(Exercise data begins)

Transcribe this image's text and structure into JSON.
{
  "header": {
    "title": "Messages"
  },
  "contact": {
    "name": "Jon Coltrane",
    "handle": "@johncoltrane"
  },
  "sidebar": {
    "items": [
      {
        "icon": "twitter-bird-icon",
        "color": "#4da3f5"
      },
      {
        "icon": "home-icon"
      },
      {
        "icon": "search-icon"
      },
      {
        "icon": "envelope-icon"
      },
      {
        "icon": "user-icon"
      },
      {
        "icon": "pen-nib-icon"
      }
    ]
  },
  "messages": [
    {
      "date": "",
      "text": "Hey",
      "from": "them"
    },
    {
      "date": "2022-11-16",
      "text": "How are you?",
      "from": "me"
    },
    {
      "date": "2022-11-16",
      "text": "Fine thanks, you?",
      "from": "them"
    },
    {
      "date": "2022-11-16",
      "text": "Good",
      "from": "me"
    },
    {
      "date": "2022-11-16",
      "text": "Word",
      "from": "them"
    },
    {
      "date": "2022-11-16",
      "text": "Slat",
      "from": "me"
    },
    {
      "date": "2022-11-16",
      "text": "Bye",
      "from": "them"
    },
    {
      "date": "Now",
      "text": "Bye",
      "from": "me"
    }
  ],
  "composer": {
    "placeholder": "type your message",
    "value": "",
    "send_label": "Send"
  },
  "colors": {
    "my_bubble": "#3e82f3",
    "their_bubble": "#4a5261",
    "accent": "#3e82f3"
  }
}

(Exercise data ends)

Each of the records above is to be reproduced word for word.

- Response below -
Transcribe this image's text and structure into JSON.
{
  "header": {
    "title": "Messages"
  },
  "contact": {
    "name": "Jon Coltrane",
    "handle": "@johncoltrane"
  },
  "sidebar": {
    "items": [
      {
        "icon": "twitter-bird-icon",
        "color": "#4da3f5"
      },
      {
        "icon": "home-icon"
      },
      {
        "icon": "search-icon"
      },
      {
        "icon": "envelope-icon"
      },
      {
        "icon": "user-icon"
      },
      {
        "icon": "pen-nib-icon"
      }
    ]
  },
  "messages": [
    {
      "date": "",
      "text": "Hey",
      "from": "them"
    },
    {
      "date": "2022-11-16",
      "text": "How are you?",
      "from": "me"
    },
    {
      "date": "2022-11-16",
      "text": "Fine thanks, you?",
      "from": "them"
    },
    {
      "date": "2022-11-16",
      "text": "Good",
      "from": "me"
    },
    {
      "date": "2022-11-16",
      "text": "Word",
      "from": "them"
    },
    {
      "date": "2022-11-16",
      "text": "Slat",
      "from": "me"
    },
    {
      "date": "2022-11-16",
      "text": "Bye",
      "from": "them"
    },
    {
      "date": "Now",
      "text": "Bye",
      "from": "me"
    }
  ],
  "composer": {
    "placeholder": "type your message",
    "value": "",
    "send_label": "Send"
  },
  "colors": {
    "my_bubble": "#3e82f3",
    "their_bubble": "#4a5261",
    "accent": "#3e82f3"
  }
}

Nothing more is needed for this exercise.